Exercise goal |
Your task is to print each entry exactly as written.

Interface dataset entries:
┄┄┄┄┄┄
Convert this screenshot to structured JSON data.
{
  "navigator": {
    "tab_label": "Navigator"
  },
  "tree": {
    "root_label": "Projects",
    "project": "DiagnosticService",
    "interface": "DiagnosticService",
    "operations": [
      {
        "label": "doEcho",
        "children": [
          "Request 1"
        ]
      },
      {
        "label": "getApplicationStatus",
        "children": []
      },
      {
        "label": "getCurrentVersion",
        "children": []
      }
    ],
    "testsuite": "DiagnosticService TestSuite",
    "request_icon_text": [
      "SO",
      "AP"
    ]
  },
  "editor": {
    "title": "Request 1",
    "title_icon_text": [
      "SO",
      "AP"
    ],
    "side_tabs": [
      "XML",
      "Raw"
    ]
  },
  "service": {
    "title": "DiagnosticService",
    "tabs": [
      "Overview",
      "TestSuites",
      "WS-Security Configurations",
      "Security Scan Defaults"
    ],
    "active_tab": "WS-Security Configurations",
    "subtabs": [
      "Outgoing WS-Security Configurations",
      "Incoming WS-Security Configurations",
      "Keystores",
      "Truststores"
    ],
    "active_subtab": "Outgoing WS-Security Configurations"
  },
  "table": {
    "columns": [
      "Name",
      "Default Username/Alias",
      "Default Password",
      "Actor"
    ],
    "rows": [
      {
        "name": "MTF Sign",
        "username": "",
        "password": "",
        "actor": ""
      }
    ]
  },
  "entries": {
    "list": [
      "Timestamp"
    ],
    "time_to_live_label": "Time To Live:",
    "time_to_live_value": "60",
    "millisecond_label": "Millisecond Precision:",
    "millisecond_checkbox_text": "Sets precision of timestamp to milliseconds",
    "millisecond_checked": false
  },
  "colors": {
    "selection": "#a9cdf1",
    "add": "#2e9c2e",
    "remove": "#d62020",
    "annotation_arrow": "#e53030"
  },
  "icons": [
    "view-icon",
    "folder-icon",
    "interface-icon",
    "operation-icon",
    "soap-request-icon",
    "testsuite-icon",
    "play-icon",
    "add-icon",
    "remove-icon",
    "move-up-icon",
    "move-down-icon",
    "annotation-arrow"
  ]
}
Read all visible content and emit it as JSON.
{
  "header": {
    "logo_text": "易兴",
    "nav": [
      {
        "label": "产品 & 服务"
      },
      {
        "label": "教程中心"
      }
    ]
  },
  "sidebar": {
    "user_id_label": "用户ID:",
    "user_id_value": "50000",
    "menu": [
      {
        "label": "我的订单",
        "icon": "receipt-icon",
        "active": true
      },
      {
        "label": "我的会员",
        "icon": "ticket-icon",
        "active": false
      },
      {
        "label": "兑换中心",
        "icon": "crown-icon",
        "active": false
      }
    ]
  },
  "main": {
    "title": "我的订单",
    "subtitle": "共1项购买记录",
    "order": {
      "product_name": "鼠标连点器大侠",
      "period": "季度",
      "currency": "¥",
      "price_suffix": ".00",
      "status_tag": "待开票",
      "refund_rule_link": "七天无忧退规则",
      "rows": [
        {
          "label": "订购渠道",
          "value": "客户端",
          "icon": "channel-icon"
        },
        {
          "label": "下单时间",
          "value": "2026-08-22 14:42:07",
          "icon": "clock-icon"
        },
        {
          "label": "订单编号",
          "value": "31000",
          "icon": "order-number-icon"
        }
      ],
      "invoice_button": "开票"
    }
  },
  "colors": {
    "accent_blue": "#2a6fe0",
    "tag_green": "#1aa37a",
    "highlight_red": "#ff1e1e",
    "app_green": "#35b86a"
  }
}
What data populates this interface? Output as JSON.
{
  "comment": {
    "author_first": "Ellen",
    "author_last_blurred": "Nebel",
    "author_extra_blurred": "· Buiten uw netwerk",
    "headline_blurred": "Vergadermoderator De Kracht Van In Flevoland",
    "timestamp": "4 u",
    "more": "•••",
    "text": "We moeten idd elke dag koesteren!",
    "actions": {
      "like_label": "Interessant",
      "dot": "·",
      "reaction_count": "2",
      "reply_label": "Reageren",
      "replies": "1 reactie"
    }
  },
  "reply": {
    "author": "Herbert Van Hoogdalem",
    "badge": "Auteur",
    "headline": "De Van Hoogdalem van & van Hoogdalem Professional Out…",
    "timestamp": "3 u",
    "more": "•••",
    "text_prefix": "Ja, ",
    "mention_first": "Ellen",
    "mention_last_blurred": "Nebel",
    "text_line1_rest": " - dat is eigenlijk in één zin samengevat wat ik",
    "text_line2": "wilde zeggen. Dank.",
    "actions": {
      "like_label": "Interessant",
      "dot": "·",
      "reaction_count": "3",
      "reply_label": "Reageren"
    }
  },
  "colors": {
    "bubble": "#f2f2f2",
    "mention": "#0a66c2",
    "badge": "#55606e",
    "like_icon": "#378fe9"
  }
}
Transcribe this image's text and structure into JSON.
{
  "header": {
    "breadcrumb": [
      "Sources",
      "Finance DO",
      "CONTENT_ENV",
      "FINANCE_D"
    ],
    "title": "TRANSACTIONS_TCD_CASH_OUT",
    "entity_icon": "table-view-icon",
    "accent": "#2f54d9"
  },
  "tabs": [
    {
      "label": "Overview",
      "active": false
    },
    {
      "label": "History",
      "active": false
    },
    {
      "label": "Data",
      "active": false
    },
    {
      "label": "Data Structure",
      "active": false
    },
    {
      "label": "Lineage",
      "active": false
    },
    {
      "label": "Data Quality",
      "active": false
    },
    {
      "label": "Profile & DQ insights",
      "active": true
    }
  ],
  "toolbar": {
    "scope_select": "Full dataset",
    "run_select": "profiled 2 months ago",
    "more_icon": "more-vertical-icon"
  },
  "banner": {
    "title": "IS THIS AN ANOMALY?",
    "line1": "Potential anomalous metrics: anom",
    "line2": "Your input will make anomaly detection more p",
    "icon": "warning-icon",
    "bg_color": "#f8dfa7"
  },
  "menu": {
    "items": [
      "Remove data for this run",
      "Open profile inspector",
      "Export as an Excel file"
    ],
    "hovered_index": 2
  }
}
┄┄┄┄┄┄
Response box |
Convert this screenshot to structured JSON data.
{
  "navigator": {
    "tab_label": "Navigator"
  },
  "tree": {
    "root_label": "Projects",
    "project": "DiagnosticService",
    "interface": "DiagnosticService",
    "operations": [
      {
        "label": "doEcho",
        "children": [
          "Request 1"
        ]
      },
      {
        "label": "getApplicationStatus",
        "children": []
      },
      {
        "label": "getCurrentVersion",
        "children": []
      }
    ],
    "testsuite": "DiagnosticService TestSuite",
    "request_icon_text": [
      "SO",
      "AP"
    ]
  },
  "editor": {
    "title": "Request 1",
    "title_icon_text": [
      "SO",
      "AP"
    ],
    "side_tabs": [
      "XML",
      "Raw"
    ]
  },
  "service": {
    "title": "DiagnosticService",
    "tabs": [
      "Overview",
      "TestSuites",
      "WS-Security Configurations",
      "Security Scan Defaults"
    ],
    "active_tab": "WS-Security Configurations",
    "subtabs": [
      "Outgoing WS-Security Configurations",
      "Incoming WS-Security Configurations",
      "Keystores",
      "Truststores"
    ],
    "active_subtab": "Outgoing WS-Security Configurations"
  },
  "table": {
    "columns": [
      "Name",
      "Default Username/Alias",
      "Default Password",
      "Actor"
    ],
    "rows": [
      {
        "name": "MTF Sign",
        "username": "",
        "password": "",
        "actor": ""
      }
    ]
  },
  "entries": {
    "list": [
      "Timestamp"
    ],
    "time_to_live_label": "Time To Live:",
    "time_to_live_value": "60",
    "millisecond_label": "Millisecond Precision:",
    "millisecond_checkbox_text": "Sets precision of timestamp to milliseconds",
    "millisecond_checked": false
  },
  "colors": {
    "selection": "#a9cdf1",
    "add": "#2e9c2e",
    "remove": "#d62020",
    "annotation_arrow": "#e53030"
  },
  "icons": [
    "view-icon",
    "folder-icon",
    "interface-icon",
    "operation-icon",
    "soap-request-icon",
    "testsuite-icon",
    "play-icon",
    "add-icon",
    "remove-icon",
    "move-up-icon",
    "move-down-icon",
    "annotation-arrow"
  ]
}
Read all visible content and emit it as JSON.
{
  "header": {
    "logo_text": "易兴",
    "nav": [
      {
        "label": "产品 & 服务"
      },
      {
        "label": "教程中心"
      }
    ]
  },
  "sidebar": {
    "user_id_label": "用户ID:",
    "user_id_value": "50000",
    "menu": [
      {
        "label": "我的订单",
        "icon": "receipt-icon",
        "active": true
      },
      {
        "label": "我的会员",
        "icon": "ticket-icon",
        "active": false
      },
      {
        "label": "兑换中心",
        "icon": "crown-icon",
        "active": false
      }
    ]
  },
  "main": {
    "title": "我的订单",
    "subtitle": "共1项购买记录",
    "order": {
      "product_name": "鼠标连点器大侠",
      "period": "季度",
      "currency": "¥",
      "price_suffix": ".00",
      "status_tag": "待开票",
      "refund_rule_link": "七天无忧退规则",
      "rows": [
        {
          "label": "订购渠道",
          "value": "客户端",
          "icon": "channel-icon"
        },
        {
          "label": "下单时间",
          "value": "2026-08-22 14:42:07",
          "icon": "clock-icon"
        },
        {
          "label": "订单编号",
          "value": "31000",
          "icon": "order-number-icon"
        }
      ],
      "invoice_button": "开票"
    }
  },
  "colors": {
    "accent_blue": "#2a6fe0",
    "tag_green": "#1aa37a",
    "highlight_red": "#ff1e1e",
    "app_green": "#35b86a"
  }
}
What data populates this interface? Output as JSON.
{
  "comment": {
    "author_first": "Ellen",
    "author_last_blurred": "Nebel",
    "author_extra_blurred": "· Buiten uw netwerk",
    "headline_blurred": "Vergadermoderator De Kracht Van In Flevoland",
    "timestamp": "4 u",
    "more": "•••",
    "text": "We moeten idd elke dag koesteren!",
    "actions": {
      "like_label": "Interessant",
      "dot": "·",
      "reaction_count": "2",
      "reply_label": "Reageren",
      "replies": "1 reactie"
    }
  },
  "reply": {
    "author": "Herbert Van Hoogdalem",
    "badge": "Auteur",
    "headline": "De Van Hoogdalem van & van Hoogdalem Professional Out…",
    "timestamp": "3 u",
    "more": "•••",
    "text_prefix": "Ja, ",
    "mention_first": "Ellen",
    "mention_last_blurred": "Nebel",
    "text_line1_rest": " - dat is eigenlijk in één zin samengevat wat ik",
    "text_line2": "wilde zeggen. Dank.",
    "actions": {
      "like_label": "Interessant",
      "dot": "·",
      "reaction_count": "3",
      "reply_label": "Reageren"
    }
  },
  "colors": {
    "bubble": "#f2f2f2",
    "mention": "#0a66c2",
    "badge": "#55606e",
    "like_icon": "#378fe9"
  }
}
Transcribe this image's text and structure into JSON.
{
  "header": {
    "breadcrumb": [
      "Sources",
      "Finance DO",
      "CONTENT_ENV",
      "FINANCE_D"
    ],
    "title": "TRANSACTIONS_TCD_CASH_OUT",
    "entity_icon": "table-view-icon",
    "accent": "#2f54d9"
  },
  "tabs": [
    {
      "label": "Overview",
      "active": false
    },
    {
      "label": "History",
      "active": false
    },
    {
      "label": "Data",
      "active": false
    },
    {
      "label": "Data Structure",
      "active": false
    },
    {
      "label": "Lineage",
      "active": false
    },
    {
      "label": "Data Quality",
      "active": false
    },
    {
      "label": "Profile & DQ insights",
      "active": true
    }
  ],
  "toolbar": {
    "scope_select": "Full dataset",
    "run_select": "profiled 2 months ago",
    "more_icon": "more-vertical-icon"
  },
  "banner": {
    "title": "IS THIS AN ANOMALY?",
    "line1": "Potential anomalous metrics: anom",
    "line2": "Your input will make anomaly detection more p",
    "icon": "warning-icon",
    "bg_color": "#f8dfa7"
  },
  "menu": {
    "items": [
      "Remove data for this run",
      "Open profile inspector",
      "Export as an Excel file"
    ],
    "hovered_index": 2
  }
}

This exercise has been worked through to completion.